"This is a long-term strategic initiative and a vote of confidence in QAL's future by our owners.

"If we don't do this we won't be here in five years time."


Stock photo of Queensland Alumina Limited (QAL), Gladstone.
CLEAN-UP ACT: Mr Dunstan said without the upgrades QAL would be in breach of its environmental assessment in five years. Matt Taylor GLA280219QAL

The Rio Tinto and Rusal owned site is working closely with the Department of Environment and Science, with the department due to review the plans next week.

Mr Dunstan said without the upgrades the company would be in breach of its environmental assessment in five years.

The company will spend up to $80million as part of the program this year but Mr Dunstan said most of the delivery would be in 2020.

Asked if the smell from QAL would be noticeable from Toolooa St in five years, Mr Dunstan said: "I certainly hope not."

"(Odour) is a difficult problem because (bauxite) is a natural product ... our object is to track down all of those sources of odour and eliminated it over time," he said.

"I can stand here and talk about dollars of investment but until we reduce our odour in the community for example, until there is tangible results, the jury is still out.

"We understand that and we are focusing on the outcomes."

The announcement comes as the company faces several charges and a potential $815,937 fine for two separate chemical spills in 2017.

Mr Dunstan said part of this project was in response to those accidents.

"We deeply regret the impact we've had on the community in those events," he said.

"(In this program) we considered how can we make this better and how can we prevent this from happening again.

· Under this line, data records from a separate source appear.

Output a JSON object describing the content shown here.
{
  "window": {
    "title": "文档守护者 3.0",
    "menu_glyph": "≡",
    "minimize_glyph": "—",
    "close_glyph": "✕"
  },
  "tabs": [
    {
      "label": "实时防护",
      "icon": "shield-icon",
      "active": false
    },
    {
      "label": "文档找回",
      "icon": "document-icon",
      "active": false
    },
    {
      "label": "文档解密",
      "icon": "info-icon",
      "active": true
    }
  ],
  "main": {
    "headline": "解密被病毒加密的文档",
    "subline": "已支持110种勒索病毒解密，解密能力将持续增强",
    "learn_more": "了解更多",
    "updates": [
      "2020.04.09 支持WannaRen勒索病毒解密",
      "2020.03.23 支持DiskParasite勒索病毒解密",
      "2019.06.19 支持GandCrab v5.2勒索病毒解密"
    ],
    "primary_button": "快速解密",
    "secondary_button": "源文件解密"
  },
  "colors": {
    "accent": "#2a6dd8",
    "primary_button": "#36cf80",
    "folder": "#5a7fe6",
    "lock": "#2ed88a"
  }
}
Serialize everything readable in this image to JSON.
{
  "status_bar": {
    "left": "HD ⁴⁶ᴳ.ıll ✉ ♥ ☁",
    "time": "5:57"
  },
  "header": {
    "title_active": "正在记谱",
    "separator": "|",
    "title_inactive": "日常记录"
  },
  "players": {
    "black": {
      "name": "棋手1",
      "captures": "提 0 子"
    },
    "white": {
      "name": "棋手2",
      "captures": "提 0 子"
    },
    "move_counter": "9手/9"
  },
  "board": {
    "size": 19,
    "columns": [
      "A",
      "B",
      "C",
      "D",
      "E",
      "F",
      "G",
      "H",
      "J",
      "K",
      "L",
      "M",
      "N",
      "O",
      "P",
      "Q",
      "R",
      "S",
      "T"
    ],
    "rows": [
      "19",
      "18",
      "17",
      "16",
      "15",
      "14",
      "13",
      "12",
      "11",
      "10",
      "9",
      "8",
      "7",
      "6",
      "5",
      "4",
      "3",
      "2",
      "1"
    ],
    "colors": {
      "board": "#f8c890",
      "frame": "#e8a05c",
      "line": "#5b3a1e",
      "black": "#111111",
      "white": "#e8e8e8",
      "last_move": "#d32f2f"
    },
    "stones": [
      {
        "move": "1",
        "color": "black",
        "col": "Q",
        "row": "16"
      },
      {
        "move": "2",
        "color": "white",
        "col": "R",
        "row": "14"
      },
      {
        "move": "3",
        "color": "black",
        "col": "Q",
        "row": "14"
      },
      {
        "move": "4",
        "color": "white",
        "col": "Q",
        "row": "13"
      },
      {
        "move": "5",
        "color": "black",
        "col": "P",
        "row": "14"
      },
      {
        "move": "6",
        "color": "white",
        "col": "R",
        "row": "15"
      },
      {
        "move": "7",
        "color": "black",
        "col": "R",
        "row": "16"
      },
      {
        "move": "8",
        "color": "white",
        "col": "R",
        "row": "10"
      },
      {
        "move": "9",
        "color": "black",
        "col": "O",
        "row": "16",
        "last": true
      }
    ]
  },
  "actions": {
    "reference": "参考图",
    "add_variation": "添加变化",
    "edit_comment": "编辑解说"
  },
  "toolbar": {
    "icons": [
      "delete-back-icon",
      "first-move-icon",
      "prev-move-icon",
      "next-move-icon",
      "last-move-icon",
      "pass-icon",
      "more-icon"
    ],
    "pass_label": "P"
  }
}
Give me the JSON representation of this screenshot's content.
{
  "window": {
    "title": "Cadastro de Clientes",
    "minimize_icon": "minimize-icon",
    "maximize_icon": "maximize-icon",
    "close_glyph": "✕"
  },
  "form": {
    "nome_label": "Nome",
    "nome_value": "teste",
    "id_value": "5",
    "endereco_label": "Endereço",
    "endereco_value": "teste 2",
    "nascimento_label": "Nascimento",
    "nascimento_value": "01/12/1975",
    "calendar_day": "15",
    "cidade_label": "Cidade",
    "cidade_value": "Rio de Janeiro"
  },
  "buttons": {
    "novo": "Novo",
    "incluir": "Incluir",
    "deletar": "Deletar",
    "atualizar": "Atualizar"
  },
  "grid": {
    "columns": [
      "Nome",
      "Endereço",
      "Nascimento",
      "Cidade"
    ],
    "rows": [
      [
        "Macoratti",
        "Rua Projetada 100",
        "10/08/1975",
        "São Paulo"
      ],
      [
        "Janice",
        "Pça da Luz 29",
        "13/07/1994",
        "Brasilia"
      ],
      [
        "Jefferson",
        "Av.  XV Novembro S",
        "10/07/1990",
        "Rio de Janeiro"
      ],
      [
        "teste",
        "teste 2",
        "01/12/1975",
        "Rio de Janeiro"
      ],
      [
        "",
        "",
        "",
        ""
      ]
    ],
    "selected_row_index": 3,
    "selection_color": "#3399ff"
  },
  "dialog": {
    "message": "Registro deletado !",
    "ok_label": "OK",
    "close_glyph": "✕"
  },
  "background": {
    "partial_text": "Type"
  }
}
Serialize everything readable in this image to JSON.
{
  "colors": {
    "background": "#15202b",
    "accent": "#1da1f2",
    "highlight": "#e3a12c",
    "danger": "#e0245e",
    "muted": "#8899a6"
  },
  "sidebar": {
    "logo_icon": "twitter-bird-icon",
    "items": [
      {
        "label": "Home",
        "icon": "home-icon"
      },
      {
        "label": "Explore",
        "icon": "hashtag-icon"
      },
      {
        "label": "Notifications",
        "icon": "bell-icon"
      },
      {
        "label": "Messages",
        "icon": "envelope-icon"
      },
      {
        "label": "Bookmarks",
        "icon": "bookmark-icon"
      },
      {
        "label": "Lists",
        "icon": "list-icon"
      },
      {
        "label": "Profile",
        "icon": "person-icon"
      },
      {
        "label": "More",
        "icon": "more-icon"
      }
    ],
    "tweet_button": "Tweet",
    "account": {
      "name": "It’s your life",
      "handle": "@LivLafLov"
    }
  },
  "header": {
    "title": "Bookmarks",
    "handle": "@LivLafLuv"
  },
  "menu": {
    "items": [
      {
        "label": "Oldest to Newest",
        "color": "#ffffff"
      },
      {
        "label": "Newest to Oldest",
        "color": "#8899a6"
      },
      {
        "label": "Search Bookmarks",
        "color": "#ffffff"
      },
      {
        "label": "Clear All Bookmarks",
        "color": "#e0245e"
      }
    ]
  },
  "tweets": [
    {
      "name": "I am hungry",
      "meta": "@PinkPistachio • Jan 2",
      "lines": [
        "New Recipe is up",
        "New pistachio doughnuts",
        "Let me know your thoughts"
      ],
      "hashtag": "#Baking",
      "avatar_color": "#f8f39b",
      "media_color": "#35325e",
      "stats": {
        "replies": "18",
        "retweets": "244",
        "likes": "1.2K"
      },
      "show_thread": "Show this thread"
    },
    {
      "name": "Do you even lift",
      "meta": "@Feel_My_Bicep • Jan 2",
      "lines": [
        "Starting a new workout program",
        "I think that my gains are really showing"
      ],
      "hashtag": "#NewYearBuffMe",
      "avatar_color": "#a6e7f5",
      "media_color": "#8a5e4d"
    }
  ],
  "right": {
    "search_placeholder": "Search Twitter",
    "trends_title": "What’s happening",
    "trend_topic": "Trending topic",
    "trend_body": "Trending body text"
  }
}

"That's been taken into account but it's more than that, this is really looking forward to what we have to do to keep this place going in 20-30 years time."

Mr Dunstan said the project was also important to show the community it took environmental management seriously.

Gladstone Industry Leadership Group's 2017 study of residents' thoughts on local industry showed of 750 people 42 per cent believed big industry cared about the environment.

Mr Dustan said he hoped the initiatives would improve that perception.

The projects are part of a commitment made in 2018 for a year-on-year environmental performance.


Stormwater management: Improve collection, treatment and re-use options to ensure any release of stomrwater from non-process related areas is complaint. All core refinery process areas will be directed to a containments pond for recycling.

Seawater management: Red mud is the by-product of alumina refining and is mixed with seawater to neutralise any cuastic soda before being pumped into QAL's Residue Disposal Area at Boyne Island. The seawater is then decanted out of the red mud and released back into South Trees Inlet. Over time increased silt build up in South Trees Inlet has started to decrease water flow around the discharge area. QAL is exploring options to relocate the discharge point in the long term.

Air quality: $38 million investment over five years to address airborne dust, alkali emissions and plant odour. Upgrades potential for the storage, transfer and loading of bauxite, alumina and coal, as well as dust reduction.

Land and water: $175m investment over five years which includes a redesigned cuastic storage area and technology improvements.

Odour: A new odour study will be completed to create an updated baseline of the highest concentrations of odour to help establish what upgrades need to be done.

Noise: $400,000 investment over five years to reveiw plant processes and equipment and make changes where possible.

Culture: A new safety management system will be implemented to identify critical controls for major hazards, which have the potential to cause environmental issues.